Geneticists have been asked to study the DNA of Adam Lanza, the Connecticut man whose shooting rampage killed 27 people, including an entire first grade class.
The study, which experts believe may be the first of its kind, is expected to be looking for abnormalities or mutations in Lanza's DNA, according to ABC News.
Connecticut Medical Examiner H. Wayne Carver has reached out to University of Connecticut's geneticists to conduct the study.
University of Connecticut spokesperson Tom Green says Carver "has asked for help from our department of genetics" and they are "willing to give any assistance they can."
Green said he could not provide details on the project, but said it has not begun and they are "standing by waiting to assist in any way we can."
Lanza, 20, carried out the massacre at Sandy Hook Elementary School in Newtown, Conn., just days before Christmas. His motives for the slaughter remain a mystery.
Geneticists not directly involved in the study said they are likely looking at Lanza's DNA to detect a mutation or abnormality that could increase the risk of aggressive or violent behavior. They could analyze Lanza's entire genome in great detail and try to find unexpected mutations.
This seems to be the first time a study of this nature has been conducted, but it raises concerns in some geneticists and others in the field that there could be a stigma attached to people with these genetic characteristics if they are able to be narrowed down.
Arthur Beaudet, a professor at Baylor College of Medicine, said the University of Connecticut geneticists are most likely trying to "detect clear abnormalities of what we would call a mutation in a gene…or gene abnormalities and there are some abnormalities that are related to aggressive behavior."
"They might look for mutations that might be associated with mental illnesses and ones that might also increase the risk for violence," said Beaudet, who is also the chairman of Baylor College of Medicine's department of molecular and human genetics.
Beaudet believes geneticists should be doing this type of research because there are "some mutations that are known to be associated with at least aggressive behavior if not violent behavior."
"I don't think any one of these mutations would explain all of (the mass shooters), but some of them would have mutations that might be causing both schizophrenia and related schizophrenia violent behavior," Beaudet said. "I think we could learn more about it and we should learn more about it."
Beaudet noted that studying the genes of murderers is controversial because there is a risk that those with similar genetic characteristics could possibly be discriminated against or stigmatized, but he still thinks the research would be helpful even if only a "fraction" may have the abnormality or mutation.
"Not all of these people will have identifiable genetic abnormalities," Beaudet said, adding that even if a genetic abnormality is found it may not be related to a "specific risk."
"By studying genetic abnormalities we can learn more about conditions better and who is at risk and what might be dramatic treatments," Beaudet said, adding if the gene abnormality is defined the "treatment to stop" other mass shootings or "decrease the risk is much approved."
Others in the field aren't so sure.
Dr. Harold Bursztajn, a professor of psychiatry at Harvard Medical School, is a leader in his field on this issue writing extensively on genetic discrimination. He questions what the University of Connecticut researchers could "even be looking for at this point."

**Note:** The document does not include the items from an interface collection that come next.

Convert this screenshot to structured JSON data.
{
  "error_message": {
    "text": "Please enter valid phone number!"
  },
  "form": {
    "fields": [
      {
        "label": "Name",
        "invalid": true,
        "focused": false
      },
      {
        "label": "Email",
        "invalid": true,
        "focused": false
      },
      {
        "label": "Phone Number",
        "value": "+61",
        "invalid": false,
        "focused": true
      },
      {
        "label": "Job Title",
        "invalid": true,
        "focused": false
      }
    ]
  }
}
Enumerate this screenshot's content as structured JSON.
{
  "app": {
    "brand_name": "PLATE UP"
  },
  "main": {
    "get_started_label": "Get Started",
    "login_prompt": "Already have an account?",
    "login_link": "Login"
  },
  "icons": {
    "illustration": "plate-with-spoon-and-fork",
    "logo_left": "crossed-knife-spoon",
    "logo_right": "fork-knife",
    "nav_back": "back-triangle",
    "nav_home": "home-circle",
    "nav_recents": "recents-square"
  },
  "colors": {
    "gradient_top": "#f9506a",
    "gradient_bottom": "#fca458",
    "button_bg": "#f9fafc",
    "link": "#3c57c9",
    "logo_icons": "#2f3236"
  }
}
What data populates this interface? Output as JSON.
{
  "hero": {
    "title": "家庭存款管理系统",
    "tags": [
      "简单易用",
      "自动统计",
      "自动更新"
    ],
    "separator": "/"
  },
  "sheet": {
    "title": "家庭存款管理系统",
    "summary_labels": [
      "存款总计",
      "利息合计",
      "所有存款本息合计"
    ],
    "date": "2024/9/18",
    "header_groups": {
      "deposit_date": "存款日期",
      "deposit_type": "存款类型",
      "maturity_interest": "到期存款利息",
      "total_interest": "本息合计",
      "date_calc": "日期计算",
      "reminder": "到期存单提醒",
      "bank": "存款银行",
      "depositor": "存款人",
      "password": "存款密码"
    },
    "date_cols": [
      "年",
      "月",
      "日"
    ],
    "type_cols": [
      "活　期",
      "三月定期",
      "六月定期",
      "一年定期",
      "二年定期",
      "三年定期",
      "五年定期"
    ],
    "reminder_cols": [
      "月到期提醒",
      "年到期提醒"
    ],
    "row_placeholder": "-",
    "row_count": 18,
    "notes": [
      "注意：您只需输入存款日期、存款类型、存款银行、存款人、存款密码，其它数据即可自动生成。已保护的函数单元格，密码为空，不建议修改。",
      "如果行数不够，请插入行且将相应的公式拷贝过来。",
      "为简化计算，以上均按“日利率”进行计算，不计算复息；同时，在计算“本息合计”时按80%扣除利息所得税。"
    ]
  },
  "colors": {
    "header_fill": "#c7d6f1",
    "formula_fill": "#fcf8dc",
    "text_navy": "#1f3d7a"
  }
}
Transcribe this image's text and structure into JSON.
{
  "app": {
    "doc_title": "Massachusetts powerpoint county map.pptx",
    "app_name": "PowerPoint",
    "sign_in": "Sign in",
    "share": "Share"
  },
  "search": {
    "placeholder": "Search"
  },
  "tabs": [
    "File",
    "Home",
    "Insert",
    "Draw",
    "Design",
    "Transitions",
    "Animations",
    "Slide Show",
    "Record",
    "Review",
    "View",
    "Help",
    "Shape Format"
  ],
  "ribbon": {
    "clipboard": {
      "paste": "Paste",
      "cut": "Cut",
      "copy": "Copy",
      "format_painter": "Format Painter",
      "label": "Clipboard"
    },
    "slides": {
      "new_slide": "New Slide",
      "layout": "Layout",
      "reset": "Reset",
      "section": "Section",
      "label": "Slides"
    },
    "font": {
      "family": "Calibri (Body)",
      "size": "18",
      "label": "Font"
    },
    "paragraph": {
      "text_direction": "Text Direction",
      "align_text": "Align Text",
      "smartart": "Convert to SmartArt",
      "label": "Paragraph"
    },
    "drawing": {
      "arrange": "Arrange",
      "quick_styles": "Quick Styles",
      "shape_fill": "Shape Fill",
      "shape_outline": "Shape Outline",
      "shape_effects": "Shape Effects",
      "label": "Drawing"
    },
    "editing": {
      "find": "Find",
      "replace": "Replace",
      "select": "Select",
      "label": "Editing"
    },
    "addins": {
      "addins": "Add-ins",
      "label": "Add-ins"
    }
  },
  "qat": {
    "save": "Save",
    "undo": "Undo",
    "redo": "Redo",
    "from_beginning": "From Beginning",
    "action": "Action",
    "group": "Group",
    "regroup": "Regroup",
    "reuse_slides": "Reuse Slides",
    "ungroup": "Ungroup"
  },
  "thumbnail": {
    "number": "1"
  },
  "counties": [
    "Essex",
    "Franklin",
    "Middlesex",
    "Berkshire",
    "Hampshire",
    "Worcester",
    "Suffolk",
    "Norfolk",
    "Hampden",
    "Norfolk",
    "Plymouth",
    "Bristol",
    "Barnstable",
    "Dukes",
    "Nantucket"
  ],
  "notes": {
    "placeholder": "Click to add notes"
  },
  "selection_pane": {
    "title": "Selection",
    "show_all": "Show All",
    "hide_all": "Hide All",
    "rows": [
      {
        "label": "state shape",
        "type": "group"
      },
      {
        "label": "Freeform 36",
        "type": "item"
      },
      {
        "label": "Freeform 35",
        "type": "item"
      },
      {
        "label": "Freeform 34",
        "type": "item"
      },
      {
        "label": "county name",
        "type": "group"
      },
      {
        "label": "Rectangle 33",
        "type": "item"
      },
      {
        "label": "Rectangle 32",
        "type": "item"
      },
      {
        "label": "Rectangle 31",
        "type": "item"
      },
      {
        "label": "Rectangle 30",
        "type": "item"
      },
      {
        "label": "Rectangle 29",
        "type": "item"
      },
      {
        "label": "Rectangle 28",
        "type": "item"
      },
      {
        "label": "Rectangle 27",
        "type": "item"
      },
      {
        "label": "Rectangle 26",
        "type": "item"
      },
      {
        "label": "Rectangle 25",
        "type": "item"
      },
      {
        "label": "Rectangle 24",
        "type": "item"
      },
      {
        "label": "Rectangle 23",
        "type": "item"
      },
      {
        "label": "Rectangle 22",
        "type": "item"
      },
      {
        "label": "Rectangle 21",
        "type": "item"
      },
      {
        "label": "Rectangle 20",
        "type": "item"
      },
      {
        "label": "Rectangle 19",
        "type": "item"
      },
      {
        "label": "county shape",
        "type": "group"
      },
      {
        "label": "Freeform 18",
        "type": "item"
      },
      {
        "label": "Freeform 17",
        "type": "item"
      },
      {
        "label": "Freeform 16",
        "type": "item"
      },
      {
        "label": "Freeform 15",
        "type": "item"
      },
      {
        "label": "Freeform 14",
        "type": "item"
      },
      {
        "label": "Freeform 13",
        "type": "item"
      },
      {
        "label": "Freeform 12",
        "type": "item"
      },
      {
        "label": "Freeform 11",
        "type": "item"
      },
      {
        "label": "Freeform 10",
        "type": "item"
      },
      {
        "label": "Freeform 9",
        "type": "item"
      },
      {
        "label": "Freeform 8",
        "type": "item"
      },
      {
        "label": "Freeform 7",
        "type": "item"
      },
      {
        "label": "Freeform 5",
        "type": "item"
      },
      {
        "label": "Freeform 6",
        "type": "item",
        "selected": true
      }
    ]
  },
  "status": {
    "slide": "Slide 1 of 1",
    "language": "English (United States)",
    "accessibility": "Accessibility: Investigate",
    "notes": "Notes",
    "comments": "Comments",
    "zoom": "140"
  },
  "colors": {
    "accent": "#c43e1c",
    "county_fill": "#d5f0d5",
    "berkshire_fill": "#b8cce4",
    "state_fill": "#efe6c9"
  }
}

"Given how wide the net would have to be cast and given the problem of false positives in testing it is much more likely we would go ahead and find some misleading genetic markers, which would later be proven false while unnecessarily stigmatizing a very large group of people," Bursztajn said.
Bursztajn also cautions there are other risks to this kind of study: that other warning signs could be ignored.
"It's too risky from the stand point of unduly stigmatizing people, but also from distracting us from real red flags to prevent violence from occurring," Bursztajn said. "The last thing we need when people are in the midst of grief is offering people quick fixes which may help our anxiety, but can be counterproductive to our long term safety and ethics."
Bursztajn is also the president of the American Unit of the United Nations Educational, Scientific and Cultural Organization (UNESCO) bioethics chair and in that role he teaches health care professionals about responsible genetic education including the history of eugenics in this country in the 1920s and Nazi Germany. He cautions against the slippery slope that the kind of research that could be involved in the University of Connecticut's study could lead to.
Dr. Heidi Tissenbaum, a geneticist at the University of Massachusetts medical school, agrees the research is risky saying an accurate study just cannot be completed on one person.
"The problem is there might be a genetic component, but we don't have enough of a sample size," Tissenbaum said. "I think it's much more than a simple genetic answer, but an interplay between genetics and environment."
"One sample, what's that going to tell you," Tissenbaum said, referring to Lanza's DNA. "You never do an experiment with one, you can't conclude anything… The question is what are they comparing his DNA against? Are they going to control to random people? Matching for age or society? We just don't have enough (of a sample)."
Tissenbaum says the rush to study his DNA may simply be because "people are hurting so much they would like to find a quick answer."
"Even identical twins are different and they have identical DNA," Tissenbaum noted.